  • Do you have to consider younger children (either surviving siblings or grandchildren) that might pressure you to keep things “normal” for their sake?
  • Have you asked your surviving children what’s important to THEM? Don’t assume their silence equals assent.

The first year after Dominic ran ahead to Heaven, lots of things had changed in addition to his absence. One son got married and moved out of state, my mother’s health was in decline, my husband was working out of town and my house felt so, so empty.

We chose to put up a very small tree with limited ornaments consisting of family photos and hearts. We gave gifts but asked that others not give us any. We joined extended family for a meal but not for opening presents.

That’s what was right for US for that year.

Each year since has been slightly different.

I have to ask those questions of myself and of my family over and over, recalibrate, shift our focus or change our choices depending on how life has reshaped our circumstances in the past twelve months.

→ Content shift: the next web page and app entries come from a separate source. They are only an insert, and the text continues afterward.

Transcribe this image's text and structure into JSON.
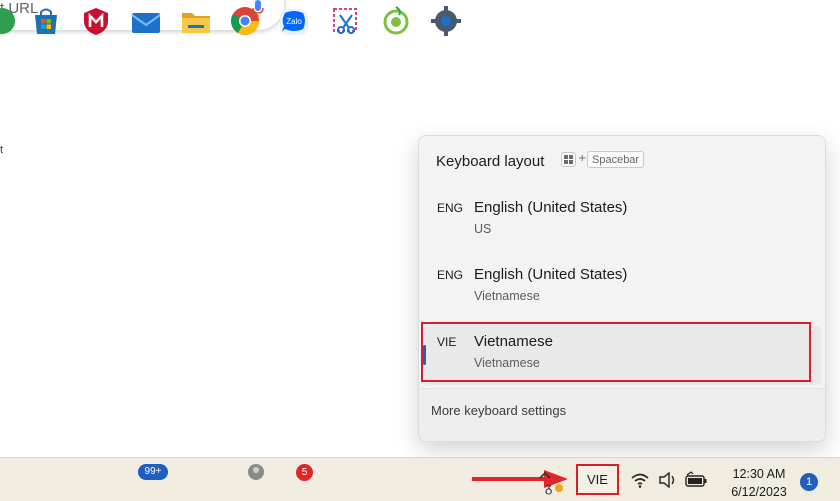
{
  "browser": {
    "search_placeholder": "t URL",
    "edge_text": "t"
  },
  "flyout": {
    "title": "Keyboard layout",
    "shortcut": {
      "key1_icon": "windows-key-icon",
      "plus": "+",
      "key2": "Spacebar"
    },
    "layouts": [
      {
        "code": "ENG",
        "name": "English (United States)",
        "sub": "US",
        "selected": false
      },
      {
        "code": "ENG",
        "name": "English (United States)",
        "sub": "Vietnamese",
        "selected": false
      },
      {
        "code": "VIE",
        "name": "Vietnamese",
        "sub": "Vietnamese",
        "selected": true
      }
    ],
    "footer_link": "More keyboard settings"
  },
  "taskbar": {
    "icons": [
      "partial-green-icon",
      "microsoft-store-icon",
      "mcafee-icon",
      "mail-icon",
      "file-explorer-icon",
      "chrome-icon",
      "zalo-icon",
      "snipping-tool-icon",
      "coccoc-icon",
      "settings-icon"
    ],
    "mail_badge": "99+",
    "zalo_badge": "5",
    "language_indicator": "VIE",
    "clock_time": "12:30 AM",
    "clock_date": "6/12/2023",
    "notification_count": "1"
  },
  "colors": {
    "highlight": "#d4212a",
    "accent": "#1f5fbf",
    "taskbar_bg": "#f0ecdf",
    "flyout_bg": "#f3f3f3"
  }
}
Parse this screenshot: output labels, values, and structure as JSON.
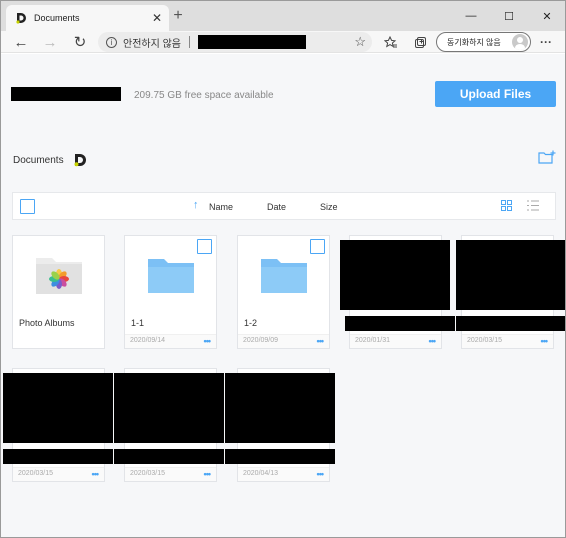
{
  "browser": {
    "tab_title": "Documents",
    "tab_close": "✕",
    "new_tab": "+",
    "security_label": "안전하지 않음",
    "sync_label": "동기화하지 않음",
    "more_label": "···",
    "minimize": "—",
    "maximize": "☐",
    "close": "✕"
  },
  "page": {
    "storage_free": "209.75 GB free space available",
    "upload_button": "Upload Files",
    "breadcrumb": "Documents",
    "accent_color": "#4ba6f5"
  },
  "toolbar": {
    "columns": {
      "name": "Name",
      "date": "Date",
      "size": "Size"
    },
    "sort_indicator": "↑"
  },
  "items": [
    {
      "name": "Photo Albums",
      "date": "",
      "type": "photo-albums"
    },
    {
      "name": "1-1",
      "date": "2020/09/14",
      "type": "folder"
    },
    {
      "name": "1-2",
      "date": "2020/09/09",
      "type": "folder"
    },
    {
      "name": "",
      "date": "2020/01/31",
      "type": "redacted"
    },
    {
      "name": "",
      "date": "2020/03/15",
      "type": "redacted"
    },
    {
      "name": "",
      "date": "2020/03/15",
      "type": "redacted"
    },
    {
      "name": "",
      "date": "2020/03/15",
      "type": "redacted"
    },
    {
      "name": "",
      "date": "2020/04/13",
      "type": "redacted"
    }
  ],
  "more_dots": "•••"
}
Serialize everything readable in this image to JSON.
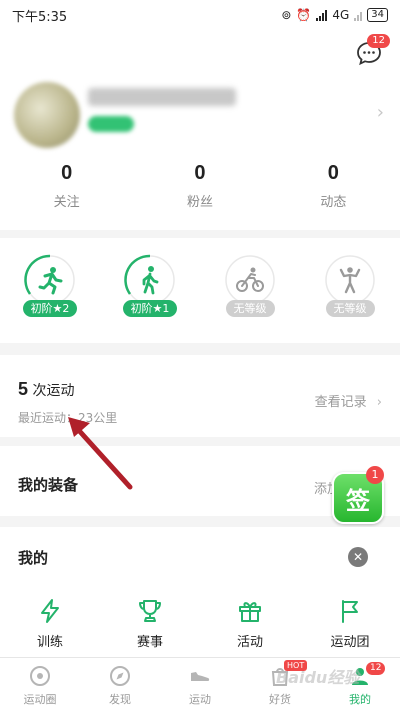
{
  "status_bar": {
    "time": "下午5:35",
    "network": "4G",
    "battery": "34"
  },
  "profile": {
    "message_badge": "12",
    "stats": [
      {
        "value": "0",
        "label": "关注"
      },
      {
        "value": "0",
        "label": "粉丝"
      },
      {
        "value": "0",
        "label": "动态"
      }
    ]
  },
  "levels": [
    {
      "icon": "running-icon",
      "badge": "初阶★2",
      "active": true
    },
    {
      "icon": "walking-icon",
      "badge": "初阶★1",
      "active": true
    },
    {
      "icon": "cycling-icon",
      "badge": "无等级",
      "active": false
    },
    {
      "icon": "fitness-icon",
      "badge": "无等级",
      "active": false
    }
  ],
  "records": {
    "count": "5",
    "count_suffix": "次运动",
    "subtitle": "最近运动：23公里",
    "link": "查看记录"
  },
  "equipment": {
    "title": "我的装备",
    "add_text": "添加",
    "sign_in_label": "签",
    "sign_in_badge": "1"
  },
  "mine": {
    "title": "我的",
    "items": [
      {
        "icon": "lightning-icon",
        "label": "训练"
      },
      {
        "icon": "trophy-icon",
        "label": "赛事"
      },
      {
        "icon": "gift-icon",
        "label": "活动"
      },
      {
        "icon": "flag-icon",
        "label": "运动团"
      }
    ]
  },
  "tabbar": {
    "items": [
      {
        "icon": "circle-target-icon",
        "label": "运动圈"
      },
      {
        "icon": "compass-icon",
        "label": "发现"
      },
      {
        "icon": "shoe-icon",
        "label": "运动"
      },
      {
        "icon": "bag-icon",
        "label": "好货",
        "tag": "HOT"
      },
      {
        "icon": "person-icon",
        "label": "我的",
        "badge": "12",
        "active": true
      }
    ]
  },
  "colors": {
    "accent": "#24b36b",
    "badge": "#f04848",
    "arrow": "#b0202a"
  },
  "watermark": "Baidu经验"
}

If this is the first holiday season since your child left you might want to ignore it altogether. That’s OK. But at the least you may have to tell friends and family that’s your plan.

So grab some paper and find a quiet spot to think.

Then write without editing your thoughts, feelings or ideas.

Save the page so you can reflect on it and make the decisions right for YOUR family THIS year.

In the meantime, I’ll be posting ideas from other bereaved parents that might help you navigate this particularly challenging part of the journey.

It may seem impossible.

But you’ve faced the impossible before.

Repost: What is Safe?

I remember as a  young mother of four working hard to keep my kids safe. 

dominic and siblings little children at nannys

Next to fed and dry (two still in diapers!) that was each day’s goal:  No one got hurt.  

It never occurred to me THEN to add:  No one got killed.  

Because the most outlandish thing I could imagine was one of them falling or touching a hot stove and us having to rush to the emergency room.

Then I became a mother of teens and one by one they acquired a driver’s license and motored away from our home.  

That’s when I began to beg God to spare their lives.

Read the rest here:  What is Safe?

Holidays and Grief: Having Hard Conversations

You don’t have to bury a child to know that changing long-standing family traditions around holidays is a hard, hard thing.

Just ask a parent trying to work out Thanksgiving and Christmas for the first time after an adult child marries.  Suddenly the way things have “always been” are no longer the way things are.

If you’ve decided to try to do things differently this year, you know that means telling other folks who might not like it.

And that’s really hard.  

But the sooner you have those conversations, the better. 

Because the only thing that makes it worse is procrastinating until it feels like an ambush to your extended family and friends.  

Read the rest here:  Grief, Holidays and Hard Conversations

 

 

 

Grief and Holidays: Thanksgiving Plan

Thanksgiving is hard on my heart.

My birthday is usually close to, and sometimes on, Thanksgiving.  So we often celebrate them together.  What makes that especially painful for me since Dominic ran ahead to heaven is that the last birthday before he left was a surprise party at his apartment.

It was wonderful and loud and fun and filled with laughter and love. 

So all those good but achingly hard memories are wrapped up with the turkey and dressing.  

Read the rest here:  Holidays and Grief: Thanksgiving Plan

Grief and Holidays: A Plan Makes a Difference

When faced with the upcoming holidays and already rapid heartbeat and fading strength, the last thing a bereaved parent wants to hear is , “Make a plan”.

But the truth is, if you don’t it will be so. much. worse.  

fail to plan plan to fail

No one can tell YOU what the plan should be.  Each family is unique.  Each year brings different challenges-declining health, moves, children or grandchildren born and a dozen other variables that must be accounted forTHIS year versus years past.

Read the rest here:  Holidays and Grief: You Need a Plan